Morning skin up the Apron at Bridger Bowl

Morning skin up the Apron at Bridger Bowl


Cold smoke and bluebird (!!), Northern Bridger Mountains

Cold smoke and bluebird (!!), Northern Bridger Mountains


Julia XC ski testing with Ross Peak behind

Julia XC ski testing with Ross Peak behind

Don't forget the headlamps! Sunset over Tobacco Root Mountains

Don’t forget the headlamps! Sunset over Tobacco Root Mountains

An Ode to October

October grass colors on a long trail run

October grass colors on a trail run

October has been quite varied in terms of weather and also choosing what to do outside in the changing seasonal conditions. It is not surprising for this time of year here in the Northern Rockies, so I went out whenever I could this month in search of fun. And that, I found. October yielded many miles and many vertical feet of trail running, skiing, and even some ice climbing, all within the greater Bozeman area.

Crypt Orchid WI3, October ice climbing in Hyalite

Crypt Orchid WI3, October ice climbing in Hyalite

October powder skiing in the Bridgers

October powder skiing in the Bridgers

I managed a good amount of quality runs this month, including another 20+ miler on October 10th. Fast forward to Halloween and it was pleasantly snowing above 6000′ on my 10K run today.

South Cottonwood trail colors and snowfall

South Cottonwood trail colors and snowfall

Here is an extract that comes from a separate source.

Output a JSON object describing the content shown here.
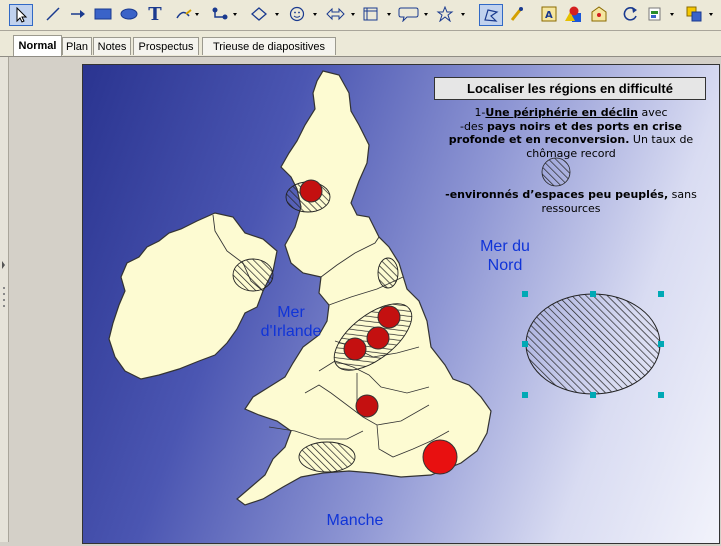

We encountered snowfall early this year and I managed a couple of October ski outings in the middle of the month, including the best of both worlds – nasty mank and also some pre-season October powder. Completely a blast!

The ridge looking toward Hardscrabble. October skiing in MT

The ridge looking toward Hardscrabble. October skiing in MT

The last week has led to two ice climbing romps, with one being bigger than our party had expected. So, the Lowe Route on The Sphinx awaits while I was able to solo a Hyalite route in thin conditions. The north face of the Sphinx is absolutely stunning btw, and also in magnificent shape ice-wise. So thank you October, and welcome November.

Myself approaching on the Sphinx. Earl-Trimble WI4 in foreground and Lowe Route WI5 behind

Myself approaching on the Sphinx. Earl-Trimble WI4 in foreground and Lowe Route WI5 behind

The north face of the Sphinx in excellent October shape

The north face of the Sphinx in excellent October shape (click for detail)

Grizzly print on Sphinx approach. Size EU43 for reference.

Grizzly print on Sphinx approach. Size EU43.5 for reference.

Rapping the upper flow of Crypt Orchid WI3

Rapping the upper flow of Crypt Orchid WI3

Mountain goat silhouette on the Sphinx approach

Mountain goat silhouette on the Sphinx approach